Born to a farming family, he became a monk at the age of ten at Seitaiji in Mino Province and at 19 began studies with the outstanding Zen teacher ...

Article

Stephen Addiss

Japanese Musician, painter, poet and calligrapher. Although he was more famous in his lifetime as a musician and little appreciated as an artist, Gyokudō has come to be considered one of Japan’s great painters in the literati painting tradition (Jap. Bunjinga or Nanga; see Japan, §VI, 4, (vi), (d)...

Article

Masato Naitō

Japanese printmaker and book illustrator. He initially studied painting with Kanō Yōsen (1735–1808), the head of the Kobikichō branch of the Kanō school and okaeshi (official painter) to the Tokugawa shogunate. Together with Teisai Hokuba (1771–1844), Hokkei was one of Katsushika Hokusai...

Article

Hokusai  

Japanese, 18th – 19th century, male.

Born September 1760, in Honjo Wari-Gesui, now Tokyo; died 1849.

Painter, print artist, illustrator, draughtsman. Figures, portraits, landscapes, seascapes.

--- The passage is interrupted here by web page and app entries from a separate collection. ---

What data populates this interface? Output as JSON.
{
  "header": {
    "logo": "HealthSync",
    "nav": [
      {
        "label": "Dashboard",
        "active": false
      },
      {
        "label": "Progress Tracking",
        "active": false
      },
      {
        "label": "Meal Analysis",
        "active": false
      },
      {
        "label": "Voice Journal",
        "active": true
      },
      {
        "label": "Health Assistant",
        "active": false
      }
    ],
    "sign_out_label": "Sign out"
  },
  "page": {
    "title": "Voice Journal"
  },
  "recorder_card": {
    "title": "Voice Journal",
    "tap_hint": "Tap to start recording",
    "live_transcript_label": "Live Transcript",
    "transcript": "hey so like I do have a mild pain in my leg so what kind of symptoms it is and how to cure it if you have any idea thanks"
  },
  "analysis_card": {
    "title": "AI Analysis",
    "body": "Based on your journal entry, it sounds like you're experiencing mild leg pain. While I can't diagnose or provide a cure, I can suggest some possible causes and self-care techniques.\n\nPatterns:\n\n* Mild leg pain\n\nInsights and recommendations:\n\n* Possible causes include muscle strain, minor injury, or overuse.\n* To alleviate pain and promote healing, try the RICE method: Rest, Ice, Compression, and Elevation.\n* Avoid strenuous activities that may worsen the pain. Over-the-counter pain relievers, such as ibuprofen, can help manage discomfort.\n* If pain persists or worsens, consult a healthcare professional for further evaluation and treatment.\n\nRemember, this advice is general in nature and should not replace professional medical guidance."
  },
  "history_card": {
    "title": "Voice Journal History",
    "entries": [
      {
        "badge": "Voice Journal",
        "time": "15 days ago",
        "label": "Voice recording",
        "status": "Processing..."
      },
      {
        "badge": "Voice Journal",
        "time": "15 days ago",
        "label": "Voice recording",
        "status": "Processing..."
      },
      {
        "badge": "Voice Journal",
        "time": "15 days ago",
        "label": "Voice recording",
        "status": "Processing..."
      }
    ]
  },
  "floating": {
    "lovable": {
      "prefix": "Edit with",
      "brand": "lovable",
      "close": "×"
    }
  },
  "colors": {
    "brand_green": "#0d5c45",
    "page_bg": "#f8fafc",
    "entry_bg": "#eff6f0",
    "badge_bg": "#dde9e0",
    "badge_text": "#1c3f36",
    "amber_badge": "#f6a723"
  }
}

While Hiroshige (1797-1858) is unanimously admired both in Japan and in the West, no Japanese artist has ever been so admired in the West and been regarded as so controversial in Japan as Hokusai. ‘The old man mad with painting’, to whom Edmond de Goncourt would pay so touching a tribute, left behind a corpus so monumental and so varied that wittingly or unwittingly no artist of his time would remain untouched by it, and his originality was so marked as to be intimidating, even offputting. Until he arrived, the Japanese print had concentrated on the female figure and portraits of actors, and had reached its peak at the end of the 18th century. With Hokusai, it found new life in a new field: landscape. ‘I was born at the age of 50,’ he would say, hinting at the long years when, rather like a pilgrim, he nurtured and refined his art until, as the 18th century drew to a close, it was ready to burst forth....

Article

Keisai  

Japanese, 18th – 19th century, male.

Born 1761 or 1764, in Edo (now Tokyo); died 1824, in Edo.

Master engraver, illustrator, painter.

Ukiyo-e (pictures of the floating world).

Keisai was the son of a maker of tatami (straw mats), who studied the style of Korin (...